• [WORK ORDER] Among the lines of the material below, how many carry the word "Today"? Only the number is wanted.

Start of RECORDS SUPPLIED

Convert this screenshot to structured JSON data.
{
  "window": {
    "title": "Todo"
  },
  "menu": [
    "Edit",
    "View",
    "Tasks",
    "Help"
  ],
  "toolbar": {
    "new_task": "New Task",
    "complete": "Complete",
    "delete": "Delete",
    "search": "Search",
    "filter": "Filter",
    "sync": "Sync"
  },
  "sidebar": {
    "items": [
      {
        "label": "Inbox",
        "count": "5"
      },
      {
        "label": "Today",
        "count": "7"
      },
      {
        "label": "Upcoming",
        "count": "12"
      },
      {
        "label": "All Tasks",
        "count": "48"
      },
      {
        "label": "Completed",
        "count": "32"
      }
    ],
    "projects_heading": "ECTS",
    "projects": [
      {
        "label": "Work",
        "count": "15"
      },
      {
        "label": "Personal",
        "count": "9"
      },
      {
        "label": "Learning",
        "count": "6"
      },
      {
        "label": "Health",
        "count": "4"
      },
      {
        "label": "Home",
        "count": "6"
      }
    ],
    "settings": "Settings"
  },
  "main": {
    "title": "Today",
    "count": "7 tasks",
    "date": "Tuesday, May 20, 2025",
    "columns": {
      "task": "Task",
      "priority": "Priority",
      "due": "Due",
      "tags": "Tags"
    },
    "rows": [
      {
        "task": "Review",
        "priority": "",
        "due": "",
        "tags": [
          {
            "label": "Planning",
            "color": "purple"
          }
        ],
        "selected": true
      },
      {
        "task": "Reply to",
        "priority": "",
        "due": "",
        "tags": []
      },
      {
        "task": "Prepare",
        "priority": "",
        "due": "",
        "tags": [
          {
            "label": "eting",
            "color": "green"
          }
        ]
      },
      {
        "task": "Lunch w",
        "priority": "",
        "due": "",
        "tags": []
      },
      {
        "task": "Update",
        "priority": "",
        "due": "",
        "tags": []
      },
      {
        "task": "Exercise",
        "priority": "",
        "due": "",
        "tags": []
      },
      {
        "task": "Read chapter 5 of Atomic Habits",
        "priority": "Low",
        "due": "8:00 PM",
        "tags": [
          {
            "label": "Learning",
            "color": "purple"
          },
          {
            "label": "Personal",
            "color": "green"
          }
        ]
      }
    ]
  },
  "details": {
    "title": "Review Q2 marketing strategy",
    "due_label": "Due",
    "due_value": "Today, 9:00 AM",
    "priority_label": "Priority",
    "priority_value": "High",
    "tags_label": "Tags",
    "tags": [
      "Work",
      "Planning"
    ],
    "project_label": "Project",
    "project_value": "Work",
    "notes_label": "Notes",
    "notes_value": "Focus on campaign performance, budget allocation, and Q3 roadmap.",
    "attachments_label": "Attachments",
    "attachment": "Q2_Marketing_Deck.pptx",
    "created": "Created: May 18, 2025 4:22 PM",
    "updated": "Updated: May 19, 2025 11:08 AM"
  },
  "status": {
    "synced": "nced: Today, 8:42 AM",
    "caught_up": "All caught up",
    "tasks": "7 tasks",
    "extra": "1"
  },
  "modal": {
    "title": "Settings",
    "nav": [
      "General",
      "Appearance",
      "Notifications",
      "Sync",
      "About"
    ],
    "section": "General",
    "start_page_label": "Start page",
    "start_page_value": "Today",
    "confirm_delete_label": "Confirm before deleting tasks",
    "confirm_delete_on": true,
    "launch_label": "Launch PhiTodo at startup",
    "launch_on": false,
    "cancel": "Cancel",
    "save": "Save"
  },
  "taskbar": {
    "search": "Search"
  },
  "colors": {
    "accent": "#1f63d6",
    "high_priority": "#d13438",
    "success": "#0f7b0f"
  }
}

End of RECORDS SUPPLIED

• [RESULT OF THE TASK] 5